After a while I wandered back to the rock shelter and made myself at home for the evening. It's the first time I had used my new bivy so I pottered around working out how best to set it up as it has a pole over the entry, allowing better airflow to reduce condensation issues. It's much more roomy than my emergency bivy, which I've used fairly extensively for four years now, and it has insect mesh as well as a weather proof zip. It weighs 600g, twice as heavy as the emergency bivy, but 800g lighter than my tent. Given the quality of the rock shelter, I would have been fine with the emergency bivy, but I definitely enjoyed having more room. My new sleeping mat has a larger volume, making it almost impossible to fit inside the emergency bivy, along with me as well!

I heard Kea that evening, and in the morning, along with quite a few other bird calls, but didn't actually see any birds. After breakfast I headed back downhill, back to the start of the climb, where I retrieved my packrafting gear, repacked my pack and wandered south to Lennox Falls, which is where the streams above enter the Rees Valley. Super spectacular.

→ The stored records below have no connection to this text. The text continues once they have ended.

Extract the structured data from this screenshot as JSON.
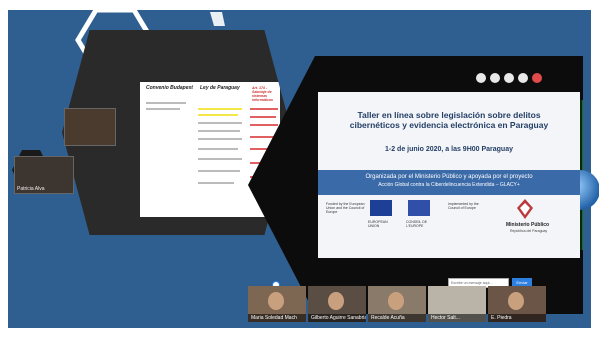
{
  "colors": {
    "background": "#2f5f90",
    "panel_dark": "#0c0c0c",
    "slide_title": "#243e66",
    "band": "#3b6aa8",
    "leave_icon": "#e14b4b"
  },
  "left_document": {
    "col1_heading": "Convenio Budapest",
    "col2_heading": "Ley de Paraguay",
    "col3_heading": "Art. 174 - Sabotaje de sistemas informáticos"
  },
  "left_cameras": [
    {
      "name": ""
    },
    {
      "name": "Patricia Alva"
    }
  ],
  "slide": {
    "title": "Taller en línea sobre legislación sobre delitos cibernéticos y evidencia electrónica en Paraguay",
    "date": "1-2 de junio 2020,  a las 9H00 Paraguay",
    "band_line1": "Organizada por el Ministerio Público y apoyada por el proyecto",
    "band_line2": "Acción Global contra la Ciberdelincuencia Extendida – GLACY+",
    "funded_text": "Funded by the European Union and the Council of Europe",
    "implemented_text": "Implemented by the Council of Europe",
    "eu_caption": "EUROPEAN UNION",
    "coe_caption": "CONSEIL DE L'EUROPE",
    "mp_name": "Ministerio Público",
    "mp_sub": "República del Paraguay"
  },
  "chat": {
    "placeholder": "Escribe un mensaje aquí...",
    "send_label": "Enviar"
  },
  "participants": [
    {
      "name": "Maria Soledad Mach"
    },
    {
      "name": "Gilberto Aguirre Sanabria"
    },
    {
      "name": "Recalde Acuña"
    },
    {
      "name": "Hector Salt..."
    },
    {
      "name": "E. Piedra"
    }
  ],
  "top_icons": [
    "chat-icon",
    "people-icon",
    "mic-icon",
    "camera-icon",
    "leave-icon"
  ]
}
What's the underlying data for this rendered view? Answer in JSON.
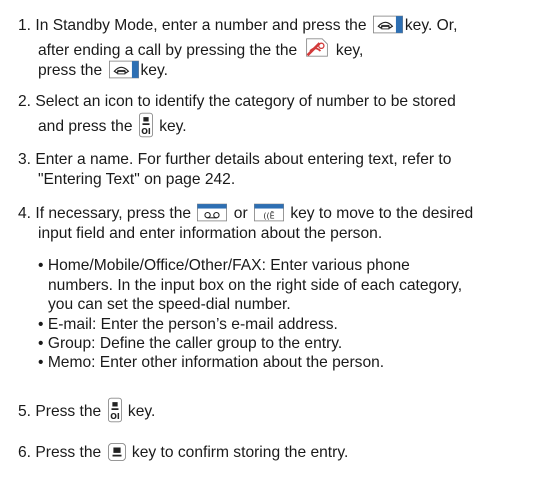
{
  "steps": [
    {
      "number": "1.",
      "line1_a": "In Standby Mode, enter a number and press the",
      "line1_b": "key. Or,",
      "line2_a": "after ending a call by pressing the the",
      "line2_b": "key,",
      "line3_a": "press the",
      "line3_b": "key.",
      "icons": [
        "send-key-icon",
        "end-key-icon",
        "send-key-icon"
      ]
    },
    {
      "number": "2.",
      "line1": "Select an icon to identify the category of number to be stored",
      "line2_a": "and press the",
      "line2_b": "key.",
      "icons": [
        "ok-key-icon"
      ]
    },
    {
      "number": "3.",
      "line1": "Enter a name. For further details about entering text, refer to",
      "line2": "\"Entering Text\" on page 242."
    },
    {
      "number": "4.",
      "line1_a": "If necessary, press the",
      "line1_b": "or",
      "line1_c": "key to move to the desired",
      "line2": "input field and enter information about the person.",
      "icons": [
        "voicemail-key-icon",
        "clear-key-icon"
      ]
    },
    {
      "number": "5.",
      "line1_a": "Press the",
      "line1_b": "key.",
      "icons": [
        "ok-key-icon"
      ]
    },
    {
      "number": "6.",
      "line1_a": "Press the",
      "line1_b": "key to confirm storing the entry.",
      "icons": [
        "ok-key-icon"
      ]
    }
  ],
  "bullets": [
    {
      "symbol": "•",
      "lines": [
        "Home/Mobile/Office/Other/FAX: Enter various phone",
        "numbers. In the input box on the right side of each category,",
        "you can set the speed-dial number."
      ]
    },
    {
      "symbol": "•",
      "lines": [
        "E-mail: Enter the person’s e-mail address."
      ]
    },
    {
      "symbol": "•",
      "lines": [
        "Group: Define the caller group to the entry."
      ]
    },
    {
      "symbol": "•",
      "lines": [
        "Memo: Enter other information about the person."
      ]
    }
  ],
  "colors": {
    "text": "#1a1a1a",
    "key_blue": "#2d6fb3",
    "key_red": "#d23a3a",
    "key_border": "#8a8a8a"
  }
}
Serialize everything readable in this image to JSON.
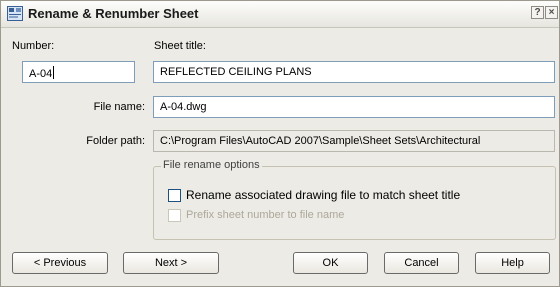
{
  "window": {
    "title": "Rename & Renumber Sheet",
    "icon": "sheet-icon",
    "help_glyph": "?",
    "close_glyph": "×"
  },
  "fields": {
    "number_label": "Number:",
    "number_value": "A-04",
    "sheet_title_label": "Sheet title:",
    "sheet_title_value": "REFLECTED CEILING PLANS",
    "file_name_label": "File name:",
    "file_name_value": "A-04.dwg",
    "folder_path_label": "Folder path:",
    "folder_path_value": "C:\\Program Files\\AutoCAD 2007\\Sample\\Sheet Sets\\Architectural"
  },
  "rename_options": {
    "group_title": "File rename options",
    "rename_drawing_label": "Rename associated drawing file to match sheet title",
    "rename_drawing_checked": false,
    "prefix_label": "Prefix sheet number to file name",
    "prefix_checked": false,
    "prefix_enabled": false
  },
  "buttons": {
    "previous": "< Previous",
    "next": "Next >",
    "ok": "OK",
    "cancel": "Cancel",
    "help": "Help"
  },
  "colors": {
    "dialog_bg": "#ecebe6",
    "input_border": "#7f9db9",
    "checkbox_border": "#1c5180",
    "disabled_text": "#aca899"
  }
}
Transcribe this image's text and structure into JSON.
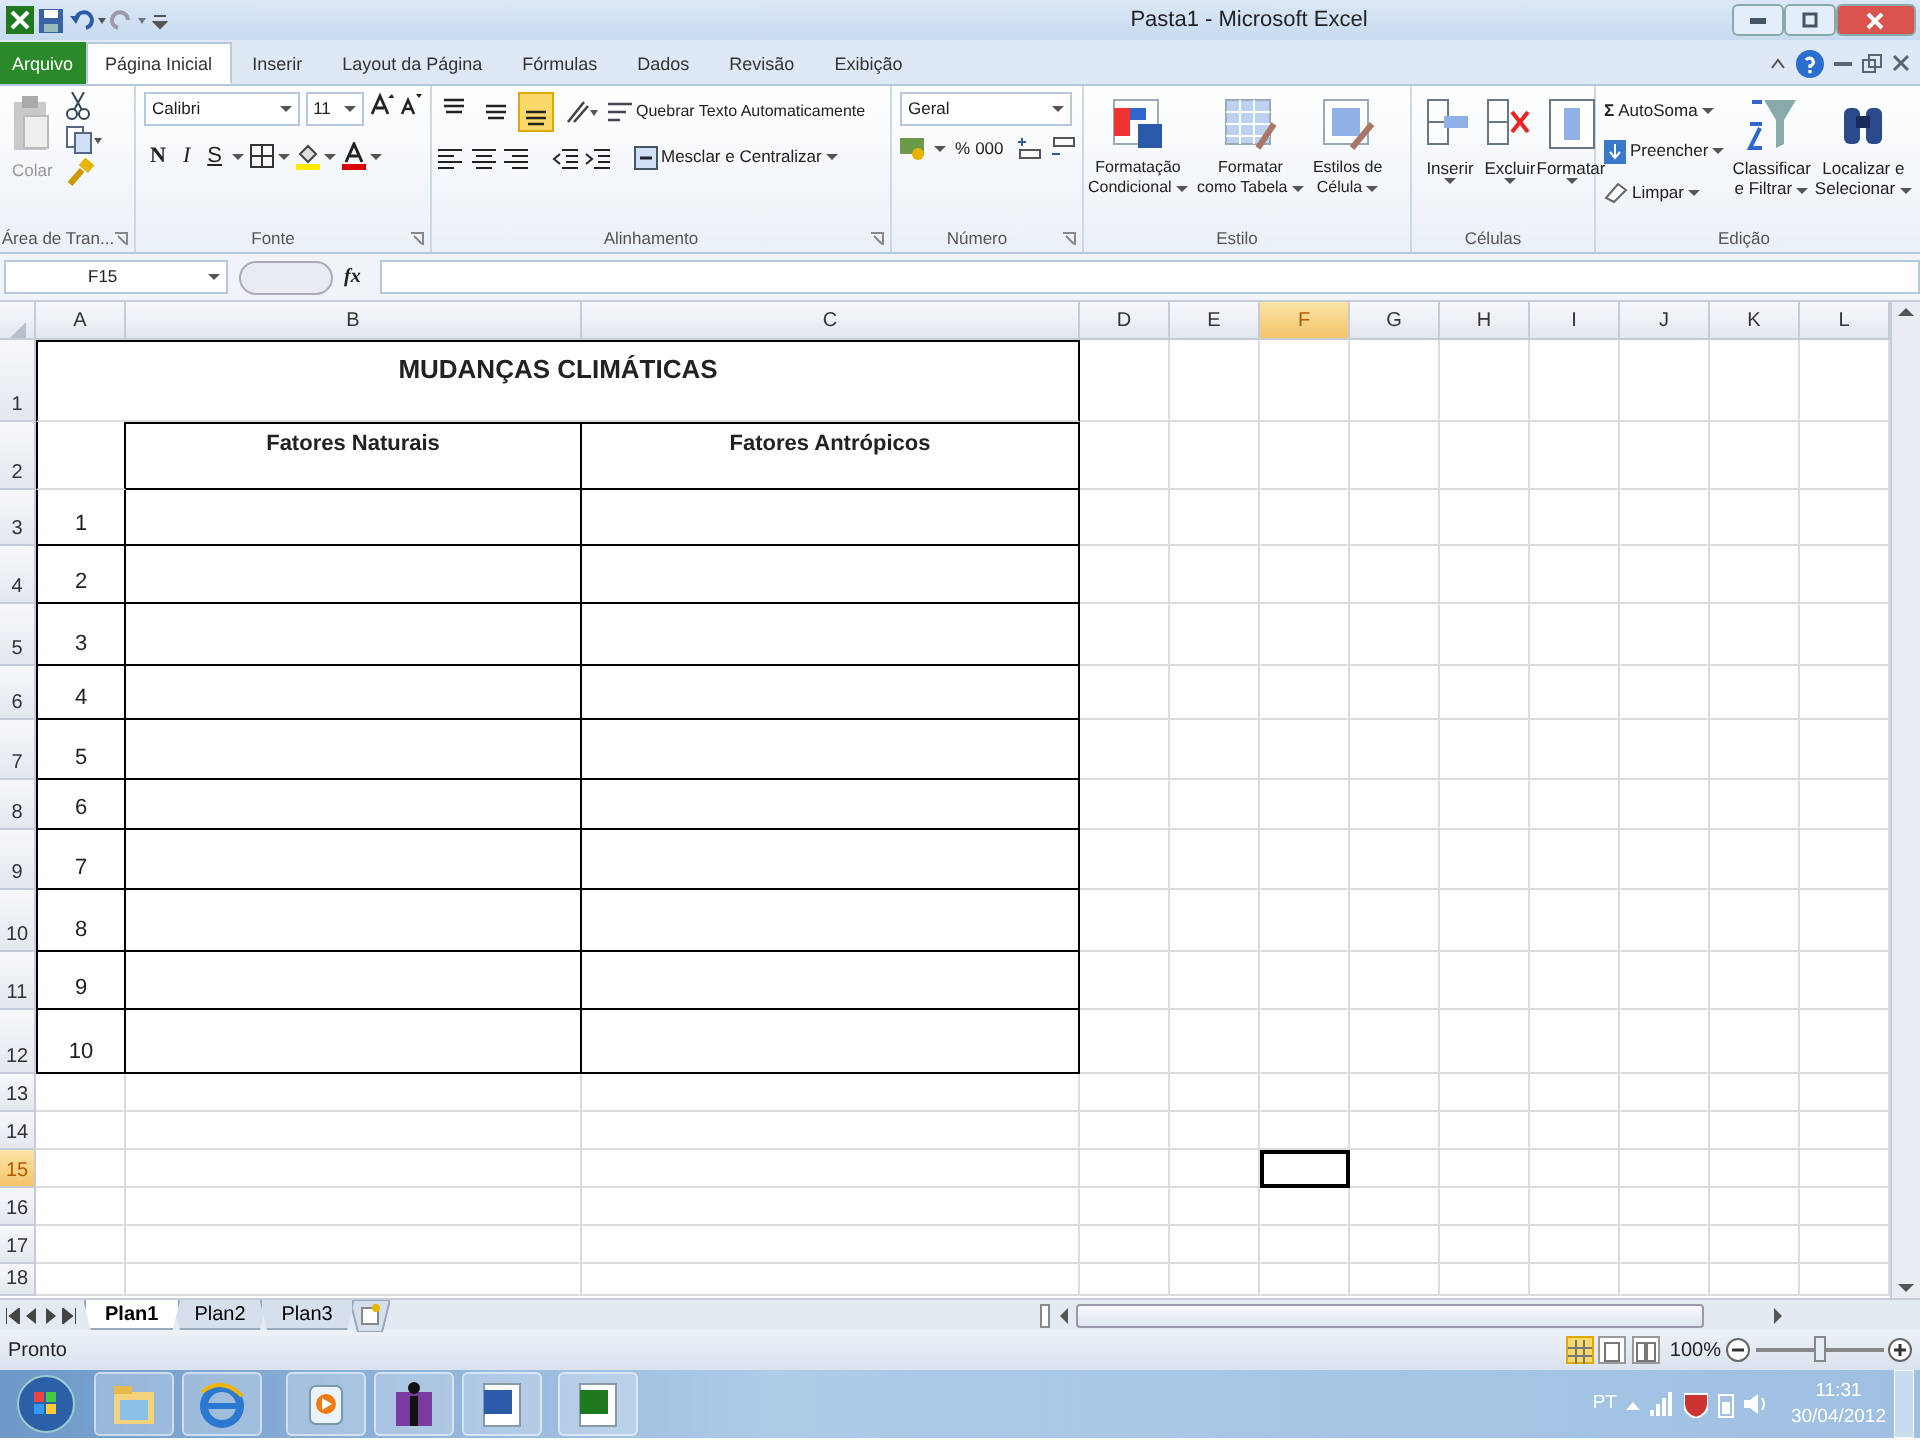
{
  "window": {
    "title": "Pasta1 - Microsoft Excel"
  },
  "ribbon_tabs": [
    {
      "label": "Arquivo",
      "kind": "file",
      "selected": false
    },
    {
      "label": "Página Inicial",
      "kind": "tab",
      "selected": true
    },
    {
      "label": "Inserir",
      "kind": "tab",
      "selected": false
    },
    {
      "label": "Layout da Página",
      "kind": "tab",
      "selected": false
    },
    {
      "label": "Fórmulas",
      "kind": "tab",
      "selected": false
    },
    {
      "label": "Dados",
      "kind": "tab",
      "selected": false
    },
    {
      "label": "Revisão",
      "kind": "tab",
      "selected": false
    },
    {
      "label": "Exibição",
      "kind": "tab",
      "selected": false
    }
  ],
  "ribbon": {
    "clipboard": {
      "label": "Área de Tran...",
      "paste": "Colar"
    },
    "font": {
      "label": "Fonte",
      "font_name": "Calibri",
      "font_size": "11",
      "bold": "N",
      "italic": "I",
      "underline": "S"
    },
    "alignment": {
      "label": "Alinhamento",
      "vertical_align": [
        {
          "kind": "top",
          "selected": false
        },
        {
          "kind": "middle",
          "selected": false
        },
        {
          "kind": "bottom",
          "selected": true
        }
      ],
      "wrap_text": "Quebrar Texto Automaticamente",
      "merge": "Mesclar e Centralizar"
    },
    "number": {
      "label": "Número",
      "format": "Geral",
      "percent": "%",
      "thousands": "000"
    },
    "styles": {
      "label": "Estilo",
      "buttons": [
        {
          "line1": "Formatação",
          "line2": "Condicional"
        },
        {
          "line1": "Formatar",
          "line2": "como Tabela"
        },
        {
          "line1": "Estilos de",
          "line2": "Célula"
        }
      ]
    },
    "cells": {
      "label": "Células",
      "buttons": [
        "Inserir",
        "Excluir",
        "Formatar"
      ]
    },
    "editing": {
      "label": "Edição",
      "sum_sign": "Σ",
      "items": [
        "AutoSoma",
        "Preencher",
        "Limpar"
      ],
      "buttons": [
        {
          "line1": "Classificar",
          "line2": "e Filtrar"
        },
        {
          "line1": "Localizar e",
          "line2": "Selecionar"
        }
      ]
    }
  },
  "formula_bar": {
    "name_box": "F15",
    "fx": "fx"
  },
  "sheet": {
    "columns": [
      {
        "label": "A",
        "selected": false
      },
      {
        "label": "B",
        "selected": false
      },
      {
        "label": "C",
        "selected": false
      },
      {
        "label": "D",
        "selected": false
      },
      {
        "label": "E",
        "selected": false
      },
      {
        "label": "F",
        "selected": true
      },
      {
        "label": "G",
        "selected": false
      },
      {
        "label": "H",
        "selected": false
      },
      {
        "label": "I",
        "selected": false
      },
      {
        "label": "J",
        "selected": false
      },
      {
        "label": "K",
        "selected": false
      },
      {
        "label": "L",
        "selected": false
      }
    ],
    "rows": [
      {
        "label": "1",
        "selected": false
      },
      {
        "label": "2",
        "selected": false
      },
      {
        "label": "3",
        "selected": false
      },
      {
        "label": "4",
        "selected": false
      },
      {
        "label": "5",
        "selected": false
      },
      {
        "label": "6",
        "selected": false
      },
      {
        "label": "7",
        "selected": false
      },
      {
        "label": "8",
        "selected": false
      },
      {
        "label": "9",
        "selected": false
      },
      {
        "label": "10",
        "selected": false
      },
      {
        "label": "11",
        "selected": false
      },
      {
        "label": "12",
        "selected": false
      },
      {
        "label": "13",
        "selected": false
      },
      {
        "label": "14",
        "selected": false
      },
      {
        "label": "15",
        "selected": true
      },
      {
        "label": "16",
        "selected": false
      },
      {
        "label": "17",
        "selected": false
      },
      {
        "label": "18",
        "selected": false
      }
    ],
    "title": "MUDANÇAS CLIMÁTICAS",
    "headers": [
      "Fatores Naturais",
      "Fatores Antrópicos"
    ],
    "numbers": [
      "1",
      "2",
      "3",
      "4",
      "5",
      "6",
      "7",
      "8",
      "9",
      "10"
    ]
  },
  "sheet_tabs": [
    {
      "label": "Plan1",
      "selected": true
    },
    {
      "label": "Plan2",
      "selected": false
    },
    {
      "label": "Plan3",
      "selected": false
    }
  ],
  "status_bar": {
    "text": "Pronto",
    "views": [
      {
        "kind": "normal",
        "selected": true
      },
      {
        "kind": "page-layout",
        "selected": false
      },
      {
        "kind": "page-break",
        "selected": false
      }
    ],
    "zoom": "100%",
    "zoom_slider": {
      "level": 0.5
    }
  },
  "taskbar": {
    "language": "PT",
    "time": "11:31",
    "date": "30/04/2012"
  }
}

I noticed some trampers heading up valley, but by the time I walked across to the river on the other side they were well gone. I inflated the raft, stowing all my gear, donned my dry suit, and launched just below where the Twelve Mile joins the Rees. The going was rather slow. It's got lots of braids and the river was fairly shallow, with only a few small wave trains to negotiate. It definitely wasn't an adrenaline rush, more a leisurely float, with quite a bit of paddling through the calm stretches as there was a bit of a headwind,  all the way back to Muddy Creek. The river gets more technical below Muddy Creek, but I wasn't venturing there by myself. Besides, I needed to get back to my car.

I had planned to go packrafting the next day as well, but I found myself with a half flat tyre in the morning so decided to go back to civilisation and get it sorted. So I headed back to Wanaka to catch up with an old university friend and plan further adventures.

Always more adventures.....

Saturday, November 21, 2020

Scheelite? What's that?

Before I went to visit Glenorchy I'd never heard of scheelite, but this little town at the top of Lake Wakatipu used to NZ's biggest exporter of scheelite. What is it, and why so important?

Places like Glenorchy are like little time capsules. It's at the end of a road from Queenstown, which was only  completed in 1962, before that the only way in and out was by lake steamer! Originally settled by the Rees family, who ran sheep and cattle, Glenorchy locals were early promoters of tourism, taking people up to Paradise and to the Route burn. Then gold and scheelite were discovered, which brought many more people to dig for riches in the hills. The Invincible Mine, further up the Rees Valley I visited last year, this time I was off to see the scheelite diggings.

Scheelite is a tungsten ore, used for hardening steel, and particularly valuable in armaments production. It's no surprise that after production waned in the 1920s there was a huge resurgence in the 1940s. By the 1950s most mining had ceased altogether.

There's a loop track that visits the mines and a bunch of old huts up the Buckler Burn. It follows old mining roads, but the gradient isn't all that gentle. There's almost 1000m ascent from the carpark to Heather Jock Hut, where the setting is just too beautiful to not spend the night there.

There are a bunch of old huts to visit, mostly restored to give an idea of life up in the hills. They are similarly rustic, but not meant for overnight stays. Heather Jock has the best views anyway.

Glenorchy Battery and Wyuna Mine Manager's Hut:

Boozers Hut:

Bonnie Jean Hut:

Jean Hut:

The walk back down was just as spectacular as the walk up. It's totally doable as a day trip, but staying a night in a cute hut with drop dead gorgeous views, for free, is priceless!!